START RAW DATA

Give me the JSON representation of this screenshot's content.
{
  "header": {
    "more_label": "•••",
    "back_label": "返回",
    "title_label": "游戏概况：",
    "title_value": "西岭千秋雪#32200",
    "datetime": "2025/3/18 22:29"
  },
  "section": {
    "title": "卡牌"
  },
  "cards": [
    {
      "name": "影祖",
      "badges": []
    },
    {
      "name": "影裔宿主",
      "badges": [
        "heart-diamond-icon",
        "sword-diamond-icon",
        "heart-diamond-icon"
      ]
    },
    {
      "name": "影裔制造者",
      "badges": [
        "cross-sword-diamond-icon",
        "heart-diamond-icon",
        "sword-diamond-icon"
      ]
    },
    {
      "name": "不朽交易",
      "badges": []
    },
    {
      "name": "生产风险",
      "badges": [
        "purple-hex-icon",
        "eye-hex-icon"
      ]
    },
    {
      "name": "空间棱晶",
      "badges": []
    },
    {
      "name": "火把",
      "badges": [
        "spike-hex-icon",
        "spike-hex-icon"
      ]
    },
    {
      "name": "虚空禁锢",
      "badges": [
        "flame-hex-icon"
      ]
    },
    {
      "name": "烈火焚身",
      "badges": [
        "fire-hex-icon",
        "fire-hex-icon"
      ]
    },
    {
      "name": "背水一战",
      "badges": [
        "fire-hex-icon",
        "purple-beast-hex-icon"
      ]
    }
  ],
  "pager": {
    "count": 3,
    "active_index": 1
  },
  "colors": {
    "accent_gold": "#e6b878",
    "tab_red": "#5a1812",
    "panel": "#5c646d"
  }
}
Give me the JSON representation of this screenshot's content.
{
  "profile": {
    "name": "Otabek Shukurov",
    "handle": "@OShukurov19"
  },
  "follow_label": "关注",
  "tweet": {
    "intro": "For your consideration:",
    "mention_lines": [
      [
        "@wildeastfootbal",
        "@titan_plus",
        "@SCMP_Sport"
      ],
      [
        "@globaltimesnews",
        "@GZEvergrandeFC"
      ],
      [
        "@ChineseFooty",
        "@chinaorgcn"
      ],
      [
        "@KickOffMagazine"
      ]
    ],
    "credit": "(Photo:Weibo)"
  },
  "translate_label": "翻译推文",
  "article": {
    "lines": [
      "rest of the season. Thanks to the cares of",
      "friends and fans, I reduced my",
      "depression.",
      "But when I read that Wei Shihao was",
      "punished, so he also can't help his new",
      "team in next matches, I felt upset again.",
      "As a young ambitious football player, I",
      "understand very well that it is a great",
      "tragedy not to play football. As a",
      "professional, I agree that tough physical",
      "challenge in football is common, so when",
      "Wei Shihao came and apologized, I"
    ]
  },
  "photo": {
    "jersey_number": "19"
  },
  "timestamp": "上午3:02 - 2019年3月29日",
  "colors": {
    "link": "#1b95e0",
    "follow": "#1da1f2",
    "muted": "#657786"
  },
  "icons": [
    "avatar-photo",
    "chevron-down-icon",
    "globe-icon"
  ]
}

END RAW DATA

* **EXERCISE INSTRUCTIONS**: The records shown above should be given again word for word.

* **ANSWER SECTION**:
Give me the JSON representation of this screenshot's content.
{
  "header": {
    "more_label": "•••",
    "back_label": "返回",
    "title_label": "游戏概况：",
    "title_value": "西岭千秋雪#32200",
    "datetime": "2025/3/18 22:29"
  },
  "section": {
    "title": "卡牌"
  },
  "cards": [
    {
      "name": "影祖",
      "badges": []
    },
    {
      "name": "影裔宿主",
      "badges": [
        "heart-diamond-icon",
        "sword-diamond-icon",
        "heart-diamond-icon"
      ]
    },
    {
      "name": "影裔制造者",
      "badges": [
        "cross-sword-diamond-icon",
        "heart-diamond-icon",
        "sword-diamond-icon"
      ]
    },
    {
      "name": "不朽交易",
      "badges": []
    },
    {
      "name": "生产风险",
      "badges": [
        "purple-hex-icon",
        "eye-hex-icon"
      ]
    },
    {
      "name": "空间棱晶",
      "badges": []
    },
    {
      "name": "火把",
      "badges": [
        "spike-hex-icon",
        "spike-hex-icon"
      ]
    },
    {
      "name": "虚空禁锢",
      "badges": [
        "flame-hex-icon"
      ]
    },
    {
      "name": "烈火焚身",
      "badges": [
        "fire-hex-icon",
        "fire-hex-icon"
      ]
    },
    {
      "name": "背水一战",
      "badges": [
        "fire-hex-icon",
        "purple-beast-hex-icon"
      ]
    }
  ],
  "pager": {
    "count": 3,
    "active_index": 1
  },
  "colors": {
    "accent_gold": "#e6b878",
    "tab_red": "#5a1812",
    "panel": "#5c646d"
  }
}
Give me the JSON representation of this screenshot's content.
{
  "profile": {
    "name": "Otabek Shukurov",
    "handle": "@OShukurov19"
  },
  "follow_label": "关注",
  "tweet": {
    "intro": "For your consideration:",
    "mention_lines": [
      [
        "@wildeastfootbal",
        "@titan_plus",
        "@SCMP_Sport"
      ],
      [
        "@globaltimesnews",
        "@GZEvergrandeFC"
      ],
      [
        "@ChineseFooty",
        "@chinaorgcn"
      ],
      [
        "@KickOffMagazine"
      ]
    ],
    "credit": "(Photo:Weibo)"
  },
  "translate_label": "翻译推文",
  "article": {
    "lines": [
      "rest of the season. Thanks to the cares of",
      "friends and fans, I reduced my",
      "depression.",
      "But when I read that Wei Shihao was",
      "punished, so he also can't help his new",
      "team in next matches, I felt upset again.",
      "As a young ambitious football player, I",
      "understand very well that it is a great",
      "tragedy not to play football. As a",
      "professional, I agree that tough physical",
      "challenge in football is common, so when",
      "Wei Shihao came and apologized, I"
    ]
  },
  "photo": {
    "jersey_number": "19"
  },
  "timestamp": "上午3:02 - 2019年3月29日",
  "colors": {
    "link": "#1b95e0",
    "follow": "#1da1f2",
    "muted": "#657786"
  },
  "icons": [
    "avatar-photo",
    "chevron-down-icon",
    "globe-icon"
  ]
}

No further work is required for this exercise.